These accords are one of his presidency’s more significant legacies in the Middle East. Not just because of their impact on Israeli-Arab relations, but because they are the basis for a burgeoning regional alliance against Iran, which is the basis of his other regional legacy.
So when it comes to the Israeli-Palestinian conflict, these next ten weeks are more likely to be marked by what the US will allow Prime Minster Benjamin Netanyahu to do than any action the Trump administration might take.
Here, Netanyahu, like Trump, is limited when it comes to annexation. Netanyahu’s own political future is tenuous and the Abraham Accords are also a significant part of his diplomatic legacy. They also offer enormous economic opportunity for Israel and their significance with respect to Iran has only grown, given that Biden is likely to take a softer stance against Iran.
Netanyahu, however, can’t afford to politically waste these last ten weeks, which are much more critical for him than for Trump.
Should Netanyahu contemplate calling again for early elections, or should his government fall, he would have a hard time vying against Yamina Party head Naftali Bennett on the issue of settlements, since he failed to make good on his pledge to annex those communities.
Given that he can’t annex, the next best thing is for Netanyahu to shore up Israel’s presence in the West Bank as much as possible. The Abraham Accords do not include any restrictions on settlement activity, and so the Trump administration has not stymied Israel’s actions on this score.
Top of the list of actions Netanyahu can take is the approval of some 70 to 100 illegal West Bank outposts. These are fledgling communities that lack authorization. Veteran settler leader Pinchas Wallerstein headed a committee that disbanded this summer which had already completed some of the necessary legwork.
The idea would be to authorize as many of the outposts as possible as neighborhoods of existing settlements. This is a pattern that has already been established.
The Right and settler leaders will look to Netanyahu to approve the remainder of the outposts as new settlements. If there is not enough time for all the necessary steps to be taken, they will want Netanyahu to pass a government decision declaring in principle that the outposts have been authorized, while leaving the details for later.
In addition, they would want Netanyahu to allow for the outposts to be hooked up to utilities and be considered de-facto legal communities until they are authorized, so that life can be normalized there as much as possible.
Such steps are particularly necessary given that the illegal status of the outposts makes them vulnerable to legal petitions by left-wing NGOs asking the High Court of Justice to order their evacuation.
After that, the Right will look to Netanyahu to hold another meeting of the Higher Planning Council for Judea and Samaria prior to Trump’s departure from office, to approve as many plans as possible.
This would include validating construction of 3,412 apartment units for the contentious E1 project in an unbuilt area of the Ma’aleh Adumim settlement.
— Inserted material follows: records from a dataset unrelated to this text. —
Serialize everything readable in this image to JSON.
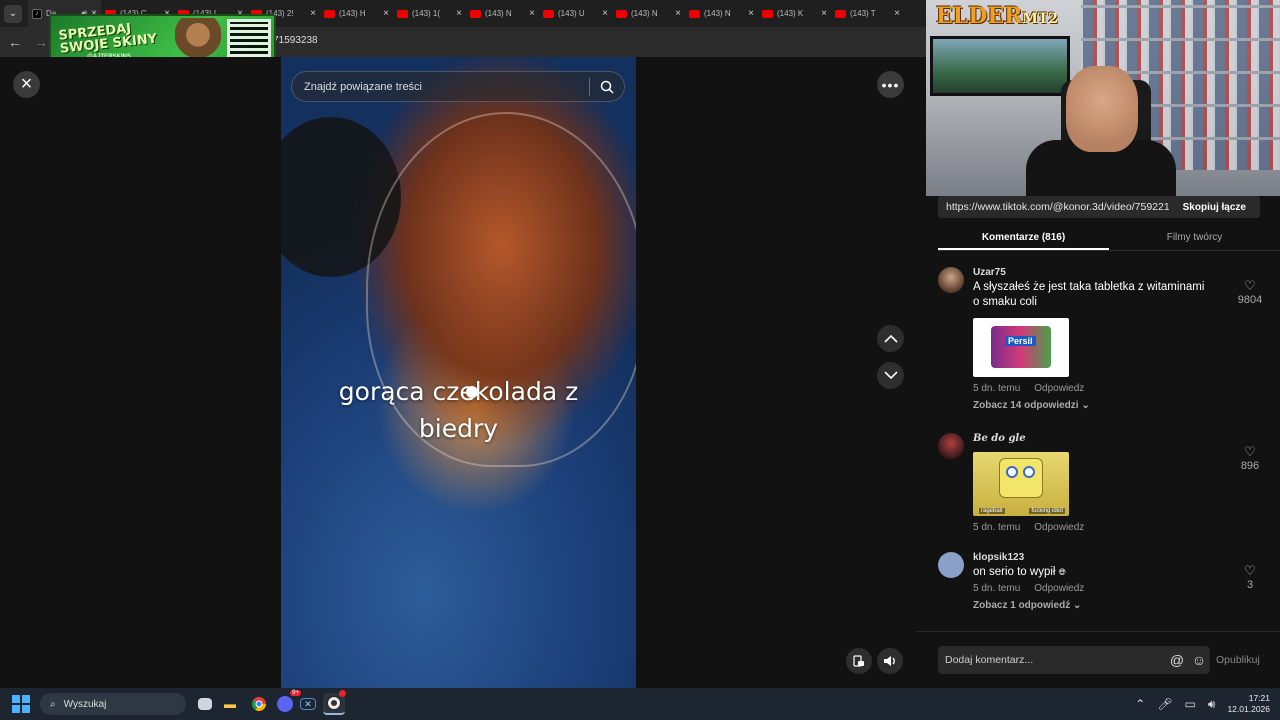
{
  "browser": {
    "tabs": [
      {
        "label": "Da",
        "active": true
      },
      {
        "label": "(143) C"
      },
      {
        "label": "(143) I"
      },
      {
        "label": "(143) 2!"
      },
      {
        "label": "(143) H"
      },
      {
        "label": "(143) 1("
      },
      {
        "label": "(143) N"
      },
      {
        "label": "(143) U"
      },
      {
        "label": "(143) N"
      },
      {
        "label": "(143) N"
      },
      {
        "label": "(143) K"
      },
      {
        "label": "(143) T"
      }
    ],
    "url_fragment": "0071593238"
  },
  "ad": {
    "headline": "SPRZEDAJ SWOJE SKINY",
    "handle": "@AJTERSKINS"
  },
  "viewer": {
    "search_placeholder": "Znajdź powiązane treści",
    "caption_line1": "gorąca czekolada z",
    "caption_line2": "biedry"
  },
  "webcam": {
    "logo_main": "ELDER",
    "logo_suffix": "MT2"
  },
  "panel": {
    "share_url": "https://www.tiktok.com/@konor.3d/video/7592217...",
    "copy_label": "Skopiuj łącze",
    "tab_comments": "Komentarze (816)",
    "tab_creator": "Filmy twórcy",
    "comments": [
      {
        "user": "Uzar75",
        "text": "A słyszałeś że jest taka tabletka z witaminami o smaku coli",
        "image_label": "Persil",
        "time": "5 dn. temu",
        "reply": "Odpowiedz",
        "replies": "Zobacz 14 odpowiedzi",
        "likes": "9804"
      },
      {
        "user": "Be do gle",
        "text": "",
        "image_caption_left": "ragebait",
        "image_caption_right": "fucking idiot",
        "time": "5 dn. temu",
        "reply": "Odpowiedz",
        "likes": "896"
      },
      {
        "user": "klopsik123",
        "text": "on serio to wypił",
        "time": "5 dn. temu",
        "reply": "Odpowiedz",
        "replies": "Zobacz 1 odpowiedź",
        "likes": "3"
      }
    ],
    "comment_placeholder": "Dodaj komentarz...",
    "publish_label": "Opublikuj"
  },
  "taskbar": {
    "search_label": "Wyszukaj",
    "discord_badge": "9+",
    "time": "17:21",
    "date": "12.01.2026"
  },
  "colors": {
    "accent_red": "#fe2c55",
    "panel_bg": "#121212",
    "taskbar_bg": "#1c2530"
  }
}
Construction of these homes had also been a Netanyahu campaign pledge. He allowed for plans for the project to be deposited, but now settlers would want him to grant final approval for those plans.
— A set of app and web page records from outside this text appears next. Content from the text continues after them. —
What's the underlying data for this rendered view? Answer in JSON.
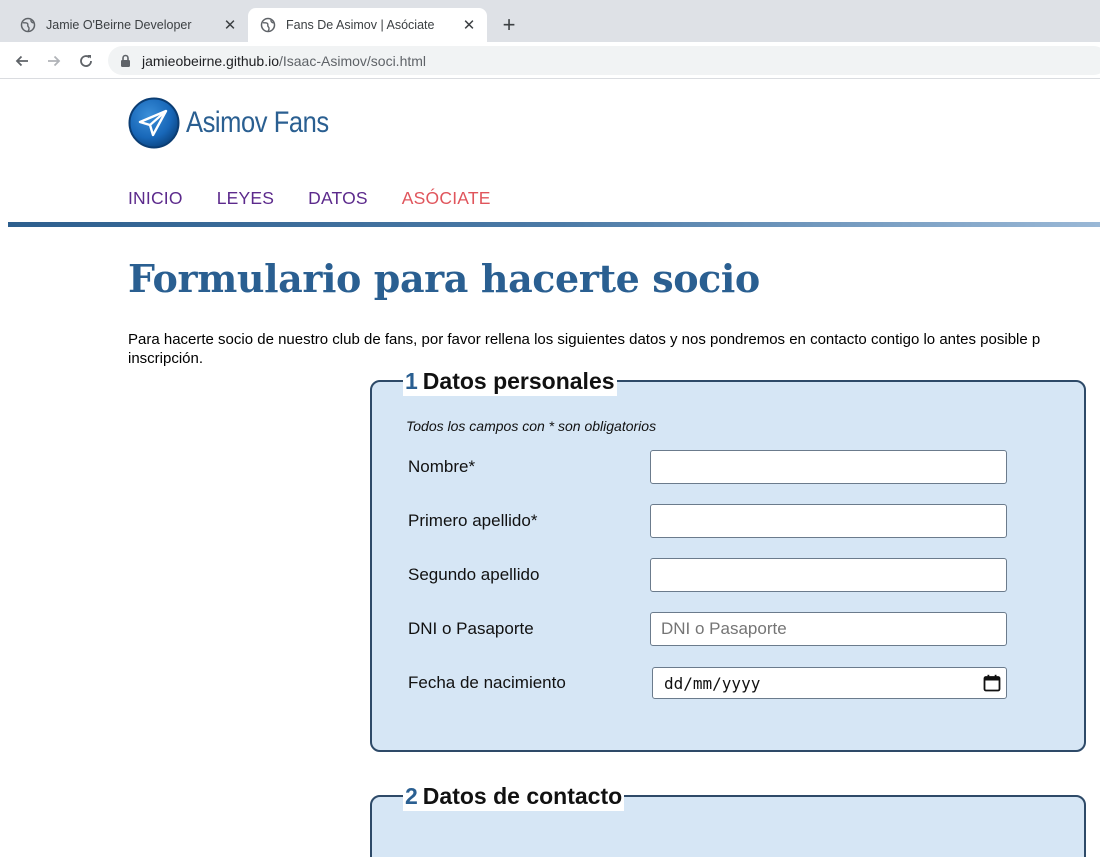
{
  "browser": {
    "tabs": [
      {
        "title": "Jamie O'Beirne Developer",
        "active": false
      },
      {
        "title": "Fans De Asimov | Asóciate",
        "active": true
      }
    ],
    "url_host": "jamieobeirne.github.io",
    "url_path": "/Isaac-Asimov/soci.html"
  },
  "site": {
    "logo_text": "Asimov Fans",
    "brand_color": "#2a5f91",
    "nav": [
      {
        "label": "INICIO",
        "active": false
      },
      {
        "label": "LEYES",
        "active": false
      },
      {
        "label": "DATOS",
        "active": false
      },
      {
        "label": "ASÓCIATE",
        "active": true
      }
    ]
  },
  "main": {
    "title": "Formulario para hacerte socio",
    "intro_line1": "Para hacerte socio de nuestro club de fans, por favor rellena los siguientes datos y nos pondremos en contacto contigo lo antes posible p",
    "intro_line2": "inscripción.",
    "section1": {
      "number": "1",
      "title": "Datos personales",
      "note": "Todos los campos con * son obligatorios",
      "fields": [
        {
          "label": "Nombre*",
          "value": "",
          "placeholder": ""
        },
        {
          "label": "Primero apellido*",
          "value": "",
          "placeholder": ""
        },
        {
          "label": "Segundo apellido",
          "value": "",
          "placeholder": ""
        },
        {
          "label": "DNI o Pasaporte",
          "value": "",
          "placeholder": "DNI o Pasaporte"
        },
        {
          "label": "Fecha de nacimiento",
          "value": "",
          "placeholder": "dd/mm/yyyy"
        }
      ]
    },
    "section2": {
      "number": "2",
      "title": "Datos de contacto"
    }
  }
}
In addition, the Right would also want to see the advancement of construction for 1,100 new Jewish homes in the newly created Givat Hamatos neighborhood of east Jerusalem that has been held up due to a technical dispute.
Trump might have begun his presidency by pledging to make the Deal of the Century. During its course he took significant steps to shore up Israel’s hold on Judea and Samaria, including by declaring that settlement activity was not inconsistent with international law. He also stated that the US would not distinguish in its dealing between the West Bank settlements and sovereign Israel.
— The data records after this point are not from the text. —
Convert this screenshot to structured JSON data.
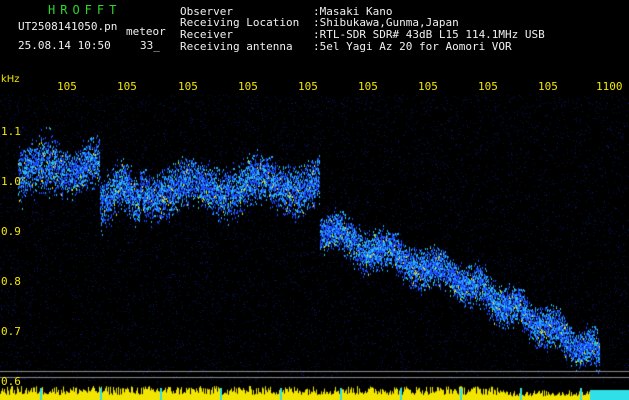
{
  "header": {
    "brand": "HROFFT",
    "filename": "UT2508141050.pn",
    "file_tag": "meteor",
    "datetime": "25.08.14 10:50",
    "counter": "33_",
    "info": [
      {
        "label": "Observer",
        "value": ":Masaki Kano"
      },
      {
        "label": "Receiving Location",
        "value": ":Shibukawa,Gunma,Japan"
      },
      {
        "label": "Receiver",
        "value": ":RTL-SDR SDR# 43dB L15 114.1MHz USB"
      },
      {
        "label": "Receiving antenna",
        "value": ":5el Yagi Az 20 for Aomori VOR"
      }
    ]
  },
  "spectrogram": {
    "y_unit": "kHz",
    "x_tick_labels": [
      "105",
      "105",
      "105",
      "105",
      "105",
      "105",
      "105",
      "105",
      "105",
      "1100"
    ],
    "y_tick_labels": [
      "1.1",
      "1.0",
      "0.9",
      "0.8",
      "0.7",
      "0.6"
    ],
    "colors": {
      "background": "#000000",
      "noise": "#06104a",
      "signal_low": "#1a4cff",
      "signal_mid": "#2bd3c8",
      "signal_high": "#f2e600",
      "marker_line": "#8a8a8a",
      "axis_text": "#f2e600",
      "brand_text": "#2ed52e"
    }
  }
}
But in these last weeks, the ball returns to Netanyahu’s court, to maximize or minimize the remainder of Trump’s term in office.